Two dollar-correction tales
The dollar can decline along the Adam Smith path or the Jim Cramer path, says David Ignatius in The Washington Post. In the “Adam Smith version,” natural market mechanisms help the dollar make its necessary downward slide gradually. China starts saving in other currencies, the declining greenback shrinks our deficit, and then “the dollar eventually will begin to rise again.” But in the “Jim Cramer version,” the dollar’s “gradual adjustment” turns into a “stampede,” fueled by “emotional, volatile traders.” The Fed raises rates, we stop consuming, and the U.S. sinks into a recession.

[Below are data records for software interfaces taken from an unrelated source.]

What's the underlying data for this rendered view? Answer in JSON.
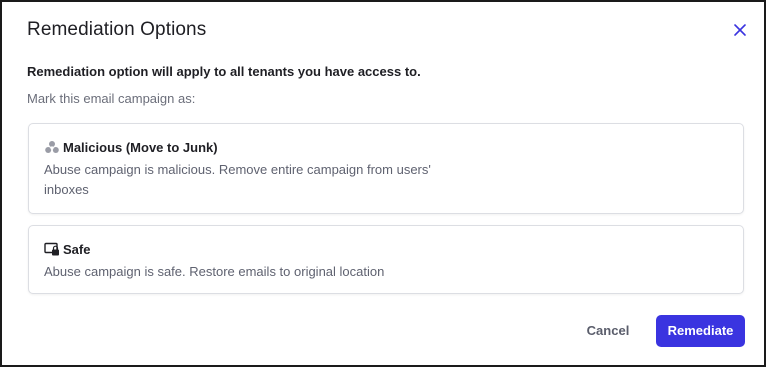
{
  "dialog": {
    "title": "Remediation Options",
    "notice": "Remediation option will apply to all tenants you have access to.",
    "prompt": "Mark this email campaign as:"
  },
  "options": [
    {
      "label": "Malicious (Move to Junk)",
      "description": "Abuse campaign is malicious. Remove entire campaign from users' inboxes",
      "icon": "biohazard-icon"
    },
    {
      "label": "Safe",
      "description": "Abuse campaign is safe. Restore emails to original location",
      "icon": "secure-device-icon"
    }
  ],
  "actions": {
    "cancel_label": "Cancel",
    "remediate_label": "Remediate"
  },
  "colors": {
    "accent": "#3a34e0",
    "close_icon": "#3a34e0",
    "text_primary": "#1f1f24",
    "text_secondary": "#5f6270"
  }
}
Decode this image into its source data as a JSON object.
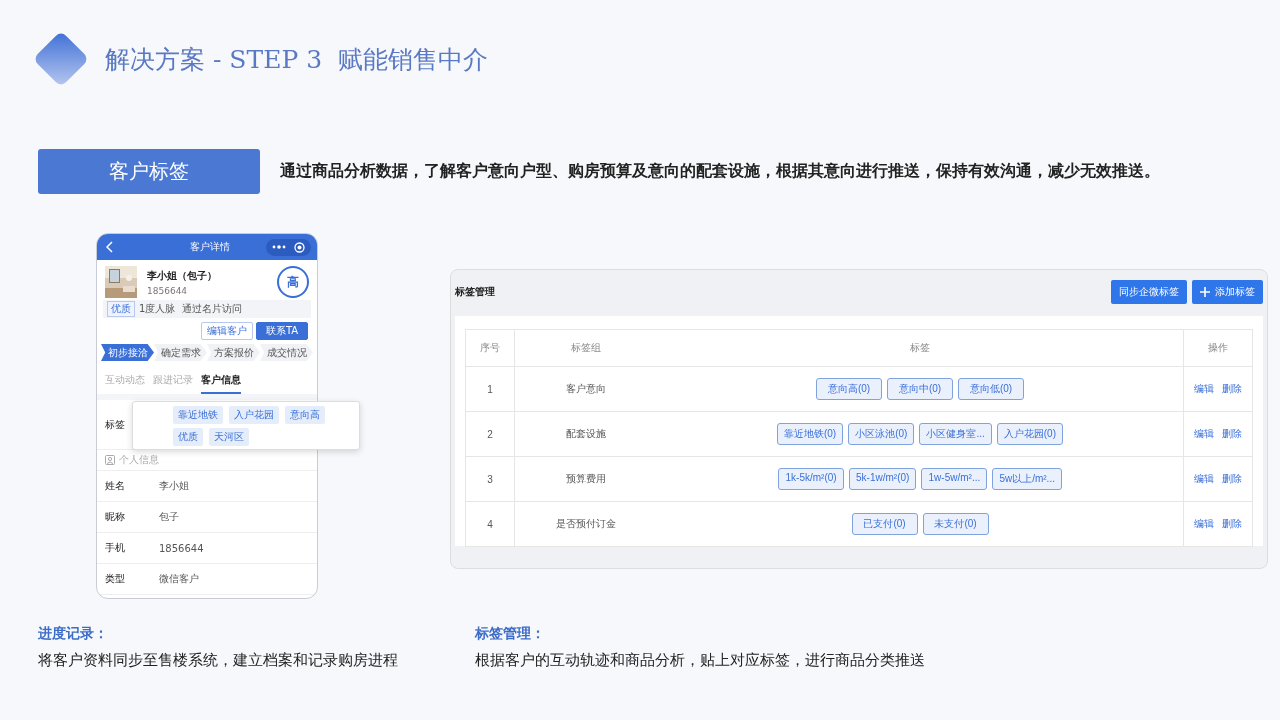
{
  "header": {
    "title": "解决方案 - STEP 3  赋能销售中介"
  },
  "feature": {
    "label": "客户标签",
    "description": "通过商品分析数据，了解客户意向户型、购房预算及意向的配套设施，根据其意向进行推送，保持有效沟通，减少无效推送。"
  },
  "phone": {
    "title": "客户详情",
    "customer": {
      "name": "李小姐（包子）",
      "phone": "1856644",
      "intent": "高"
    },
    "badge": "优质",
    "source": "1度人脉  通过名片访问",
    "buttons": [
      {
        "label": "编辑客户",
        "kind": "outline"
      },
      {
        "label": "联系TA",
        "kind": "primary"
      }
    ],
    "steps": [
      {
        "label": "初步接洽",
        "selected": true
      },
      {
        "label": "确定需求",
        "selected": false
      },
      {
        "label": "方案报价",
        "selected": false
      },
      {
        "label": "成交情况",
        "selected": false
      }
    ],
    "tabs": [
      {
        "label": "互动动态",
        "selected": false
      },
      {
        "label": "跟进记录",
        "selected": false
      },
      {
        "label": "客户信息",
        "selected": true
      }
    ],
    "tag_label": "标签",
    "tags": [
      "靠近地铁",
      "入户花园",
      "意向高",
      "优质",
      "天河区"
    ],
    "section": "个人信息",
    "fields": [
      {
        "label": "姓名",
        "value": "李小姐"
      },
      {
        "label": "昵称",
        "value": "包子"
      },
      {
        "label": "手机",
        "value": "1856644"
      },
      {
        "label": "类型",
        "value": "微信客户"
      }
    ]
  },
  "tag_manager": {
    "title": "标签管理",
    "buttons": [
      {
        "label": "同步企微标签",
        "kind": "sync"
      },
      {
        "label": "添加标签",
        "kind": "add"
      }
    ],
    "columns": [
      "序号",
      "标签组",
      "标签",
      "操作"
    ],
    "rows": [
      {
        "index": "1",
        "group": "客户意向",
        "tags": [
          "意向高(0)",
          "意向中(0)",
          "意向低(0)"
        ],
        "actions": [
          "编辑",
          "删除"
        ]
      },
      {
        "index": "2",
        "group": "配套设施",
        "tags": [
          "靠近地铁(0)",
          "小区泳池(0)",
          "小区健身室...",
          "入户花园(0)"
        ],
        "actions": [
          "编辑",
          "删除"
        ]
      },
      {
        "index": "3",
        "group": "预算费用",
        "tags": [
          "1k-5k/m²(0)",
          "5k-1w/m²(0)",
          "1w-5w/m²...",
          "5w以上/m²..."
        ],
        "actions": [
          "编辑",
          "删除"
        ]
      },
      {
        "index": "4",
        "group": "是否预付订金",
        "tags": [
          "已支付(0)",
          "未支付(0)"
        ],
        "actions": [
          "编辑",
          "删除"
        ]
      }
    ]
  },
  "captions": [
    {
      "title": "进度记录：",
      "text": "将客户资料同步至售楼系统，建立档案和记录购房进程"
    },
    {
      "title": "标签管理：",
      "text": "根据客户的互动轨迹和商品分析，贴上对应标签，进行商品分类推送"
    }
  ]
}
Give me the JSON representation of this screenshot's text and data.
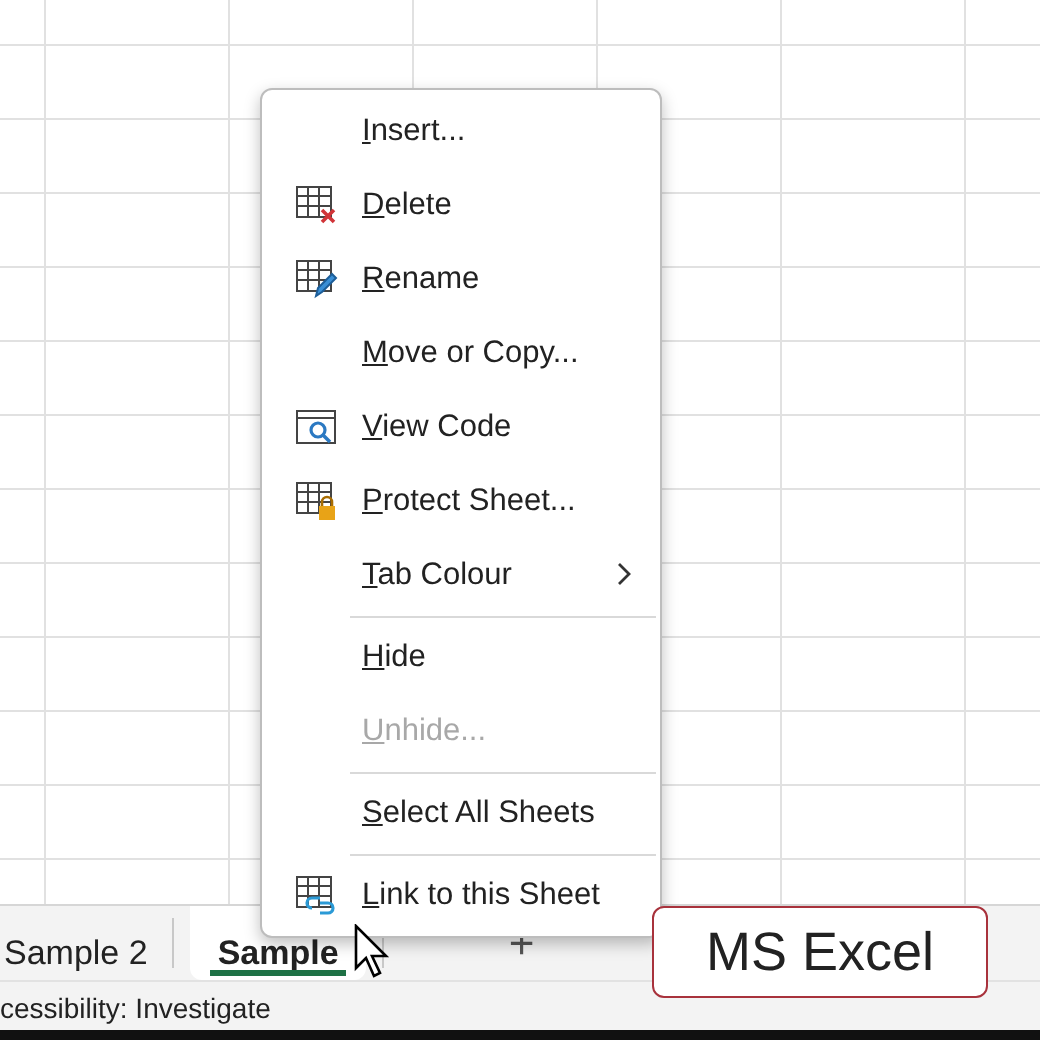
{
  "context_menu": {
    "items": [
      {
        "kind": "plain",
        "label": "Insert...",
        "access_key_underlined": true,
        "disabled": false,
        "submenu": false
      },
      {
        "kind": "delete",
        "label": "Delete",
        "access_key_underlined": true,
        "disabled": false,
        "submenu": false
      },
      {
        "kind": "rename",
        "label": "Rename",
        "access_key_underlined": true,
        "disabled": false,
        "submenu": false
      },
      {
        "kind": "plain",
        "label": "Move or Copy...",
        "access_key_underlined": true,
        "disabled": false,
        "submenu": false
      },
      {
        "kind": "code",
        "label": "View Code",
        "access_key_underlined": true,
        "disabled": false,
        "submenu": false
      },
      {
        "kind": "protect",
        "label": "Protect Sheet...",
        "access_key_underlined": true,
        "disabled": false,
        "submenu": false
      },
      {
        "kind": "plain",
        "label": "Tab Colour",
        "access_key_underlined": true,
        "disabled": false,
        "submenu": true
      },
      {
        "kind": "separator"
      },
      {
        "kind": "plain",
        "label": "Hide",
        "access_key_underlined": true,
        "disabled": false,
        "submenu": false
      },
      {
        "kind": "plain",
        "label": "Unhide...",
        "access_key_underlined": true,
        "disabled": true,
        "submenu": false
      },
      {
        "kind": "separator"
      },
      {
        "kind": "plain",
        "label": "Select All Sheets",
        "access_key_underlined": true,
        "disabled": false,
        "submenu": false
      },
      {
        "kind": "separator"
      },
      {
        "kind": "link",
        "label": "Link to this Sheet",
        "access_key_underlined": true,
        "disabled": false,
        "submenu": false
      }
    ]
  },
  "sheet_tabs": [
    {
      "label": "Sample 2",
      "selected": false
    },
    {
      "label": "Sample",
      "selected": true
    }
  ],
  "add_sheet_button": "+",
  "status_bar": {
    "text": "cessibility: Investigate"
  },
  "caption": "MS Excel"
}
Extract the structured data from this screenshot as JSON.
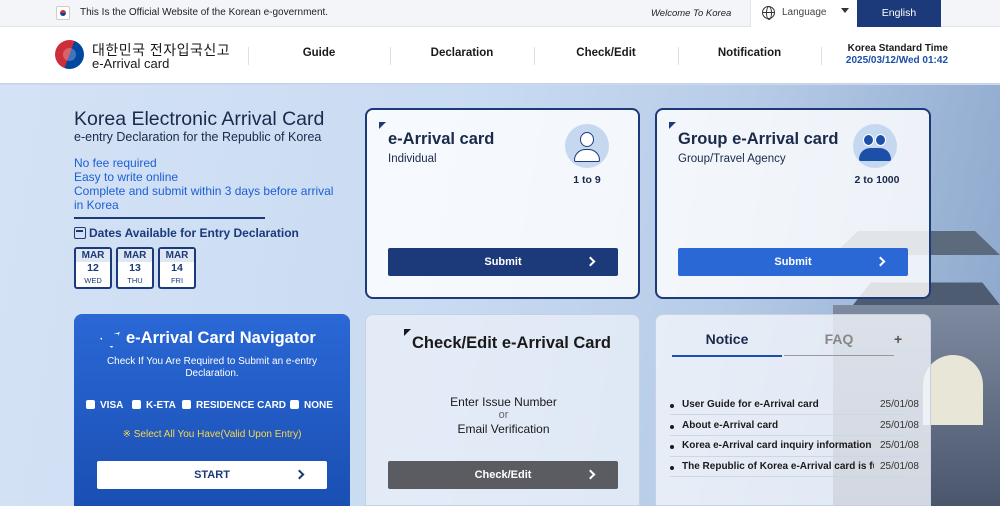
{
  "topbar": {
    "official_text": "This Is the Official Website of the Korean e-government.",
    "welcome": "Welcome To Korea",
    "language_label": "Language",
    "english_button": "English"
  },
  "header": {
    "logo_korean": "대한민국 전자입국신고",
    "logo_english": "e-Arrival card",
    "nav": [
      "Guide",
      "Declaration",
      "Check/Edit",
      "Notification"
    ],
    "kst_title": "Korea Standard Time",
    "kst_time": "2025/03/12/Wed 01:42"
  },
  "hero": {
    "title": "Korea Electronic Arrival Card",
    "subtitle": "e-entry Declaration for the Republic of Korea",
    "lines": [
      "No fee required",
      "Easy to write online",
      "Complete and submit within 3 days before arrival in Korea"
    ],
    "dates_title": "Dates Available for Entry Declaration",
    "dates": [
      {
        "month": "MAR",
        "day": "12",
        "dow": "WED"
      },
      {
        "month": "MAR",
        "day": "13",
        "dow": "THU"
      },
      {
        "month": "MAR",
        "day": "14",
        "dow": "FRI"
      }
    ]
  },
  "individual_card": {
    "title": "e-Arrival card",
    "subtitle": "Individual",
    "range": "1 to 9",
    "submit": "Submit"
  },
  "group_card": {
    "title": "Group e-Arrival card",
    "subtitle": "Group/Travel Agency",
    "range": "2 to 1000",
    "submit": "Submit"
  },
  "navigator": {
    "title": "e-Arrival Card Navigator",
    "description": "Check If You Are Required to Submit an e-entry Declaration.",
    "options": [
      "VISA",
      "K-ETA",
      "RESIDENCE CARD",
      "NONE"
    ],
    "note": "※ Select All You Have(Valid Upon Entry)",
    "start": "START"
  },
  "check_edit": {
    "title": "Check/Edit e-Arrival Card",
    "line1": "Enter Issue Number",
    "line2": "or",
    "line3": "Email Verification",
    "button": "Check/Edit"
  },
  "notice": {
    "tab_notice": "Notice",
    "tab_faq": "FAQ",
    "plus": "+",
    "items": [
      {
        "title": "User Guide for e-Arrival card",
        "date": "25/01/08"
      },
      {
        "title": "About e-Arrival card",
        "date": "25/01/08"
      },
      {
        "title": "Korea e-Arrival card inquiry information",
        "date": "25/01/08"
      },
      {
        "title": "The Republic of Korea e-Arrival card is fully implemented",
        "date": "25/01/08"
      }
    ]
  }
}
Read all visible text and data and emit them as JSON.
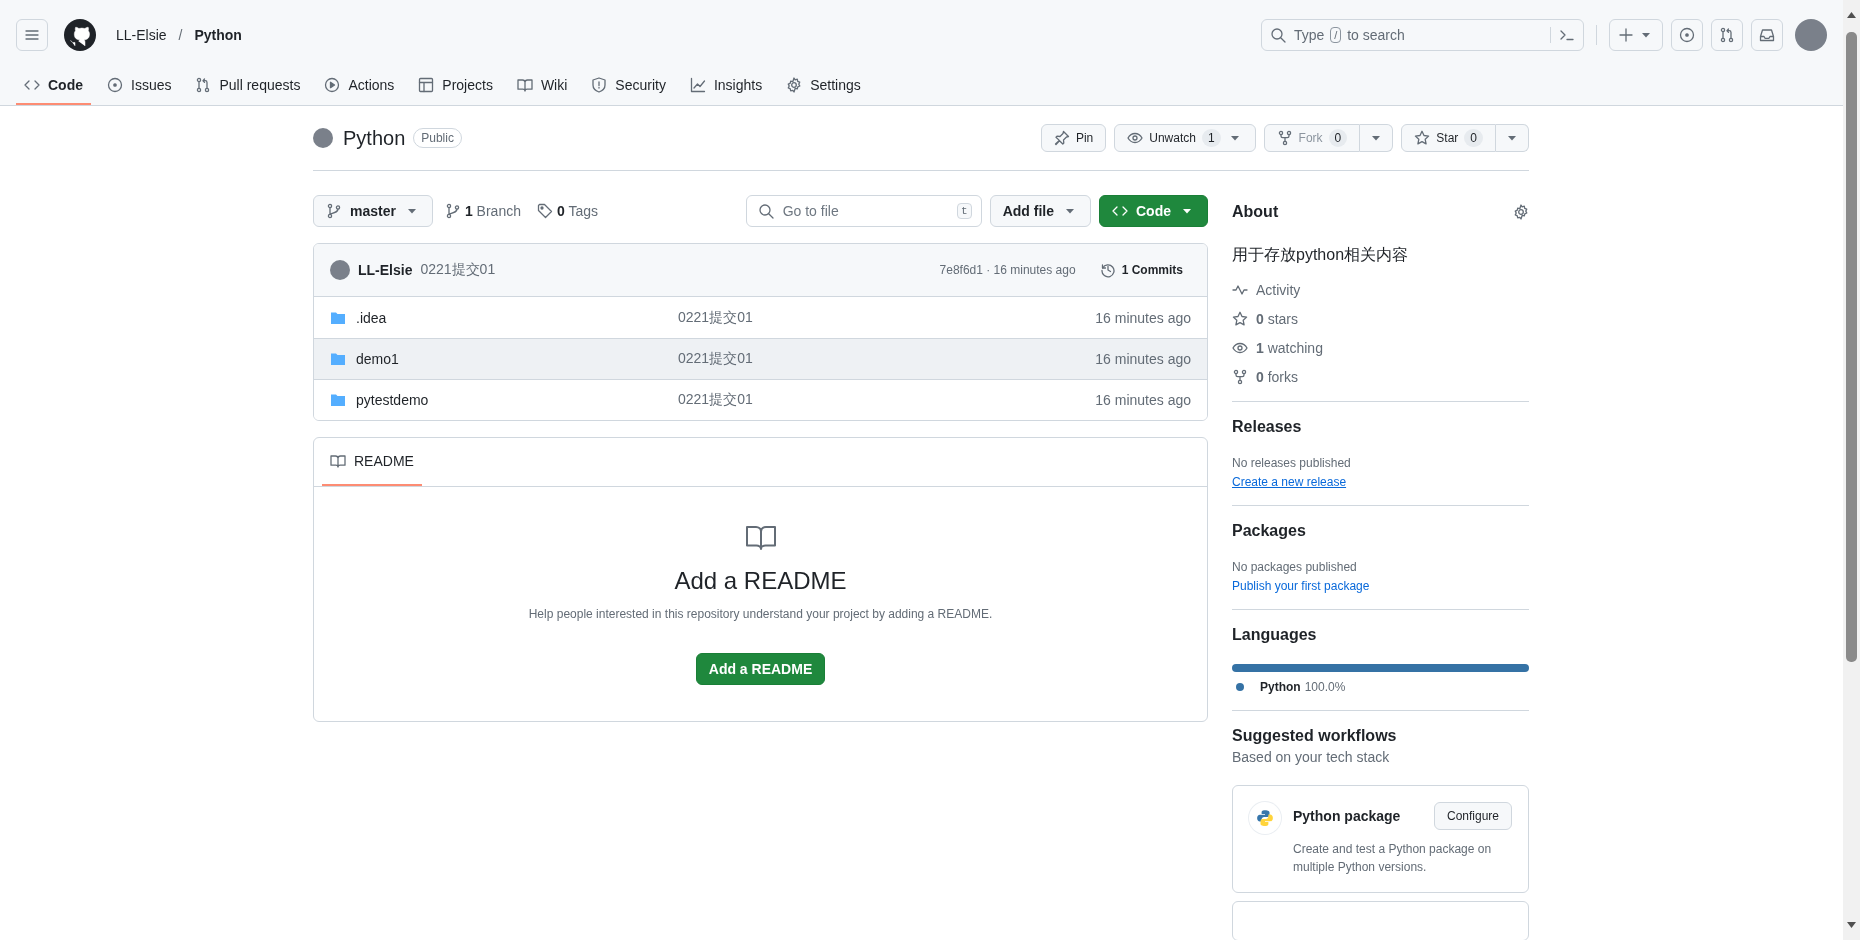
{
  "header": {
    "owner": "LL-Elsie",
    "separator": "/",
    "repo": "Python",
    "search": {
      "prefix": "Type",
      "key": "/",
      "suffix": "to search"
    }
  },
  "tabs": [
    {
      "kind": "code",
      "label": "Code",
      "selected": true
    },
    {
      "kind": "issues",
      "label": "Issues",
      "selected": false
    },
    {
      "kind": "pulls",
      "label": "Pull requests",
      "selected": false
    },
    {
      "kind": "actions",
      "label": "Actions",
      "selected": false
    },
    {
      "kind": "projects",
      "label": "Projects",
      "selected": false
    },
    {
      "kind": "wiki",
      "label": "Wiki",
      "selected": false
    },
    {
      "kind": "security",
      "label": "Security",
      "selected": false
    },
    {
      "kind": "insights",
      "label": "Insights",
      "selected": false
    },
    {
      "kind": "settings",
      "label": "Settings",
      "selected": false
    }
  ],
  "repo": {
    "name": "Python",
    "visibility": "Public",
    "actions": [
      {
        "kind": "pin",
        "label": "Pin",
        "split": false,
        "disabled": false
      },
      {
        "kind": "watch",
        "label": "Unwatch",
        "count": "1",
        "dropdown": true,
        "split": false,
        "disabled": false
      },
      {
        "kind": "fork",
        "label": "Fork",
        "count": "0",
        "dropdown": true,
        "split": true,
        "disabled": true
      },
      {
        "kind": "star",
        "label": "Star",
        "count": "0",
        "dropdown": true,
        "split": true,
        "disabled": false
      }
    ]
  },
  "toolbar": {
    "branch": "master",
    "branches": "**1** Branch",
    "tags": "**0** Tags",
    "go_to_file": {
      "placeholder": "Go to file",
      "key": "t"
    },
    "add_file": "Add file",
    "code": "Code"
  },
  "commit": {
    "author": "LL-Elsie",
    "message": "0221提交01",
    "meta": "7e8f6d1 · 16 minutes ago",
    "commits": "1 Commits"
  },
  "files": [
    {
      "kind": "folder",
      "name": ".idea",
      "message": "0221提交01",
      "time": "16 minutes ago",
      "hovered": false
    },
    {
      "kind": "folder",
      "name": "demo1",
      "message": "0221提交01",
      "time": "16 minutes ago",
      "hovered": true
    },
    {
      "kind": "folder",
      "name": "pytestdemo",
      "message": "0221提交01",
      "time": "16 minutes ago",
      "hovered": false
    }
  ],
  "readme": {
    "tab": "README",
    "tab_selected": true,
    "title": "Add a README",
    "text": "Help people interested in this repository understand your project by adding a README.",
    "button": "Add a README"
  },
  "sidebar": {
    "about": {
      "title": "About",
      "description": "用于存放python相关内容",
      "stats": [
        {
          "kind": "activity",
          "label": "Activity"
        },
        {
          "kind": "star",
          "label": "**0** stars"
        },
        {
          "kind": "watch",
          "label": "**1** watching"
        },
        {
          "kind": "fork",
          "label": "**0** forks"
        }
      ]
    },
    "releases": {
      "title": "Releases",
      "text": "No releases published",
      "link": "Create a new release"
    },
    "packages": {
      "title": "Packages",
      "text": "No packages published",
      "link": "Publish your first package"
    },
    "languages": {
      "title": "Languages",
      "items": [
        {
          "name": "Python",
          "percent": "100.0%",
          "color": "#3572a5",
          "level": 1
        }
      ]
    },
    "workflows": {
      "title": "Suggested workflows",
      "subtitle": "Based on your tech stack",
      "cards": [
        {
          "title": "Python package",
          "description": "Create and test a Python package on multiple Python versions.",
          "button": "Configure"
        }
      ]
    }
  }
}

The sinking dollar can be “part of the cure,” but Smith makes the medicine go down easier.
A tale of two strikes
The striking Broadway stagehands will probably beat the Hollywood writers back to work, says David Carr in The New York Times. The stagehands—“400 or so (mostly) beefy guys”—would seem to hold fewer cards than the 12,000 writers, who “fuel a much larger enterprise” with their “creative expertise.” But unlike the writers, “the stagehands have actual leverage” in their ability to shut down “moneymaking entertainment” that can only be seen at a specific time and place. Also, while Broadway producers are losing millions, Hollywood studios don’t seem to mind the strike much and even seem to be holding out to break the writers guild.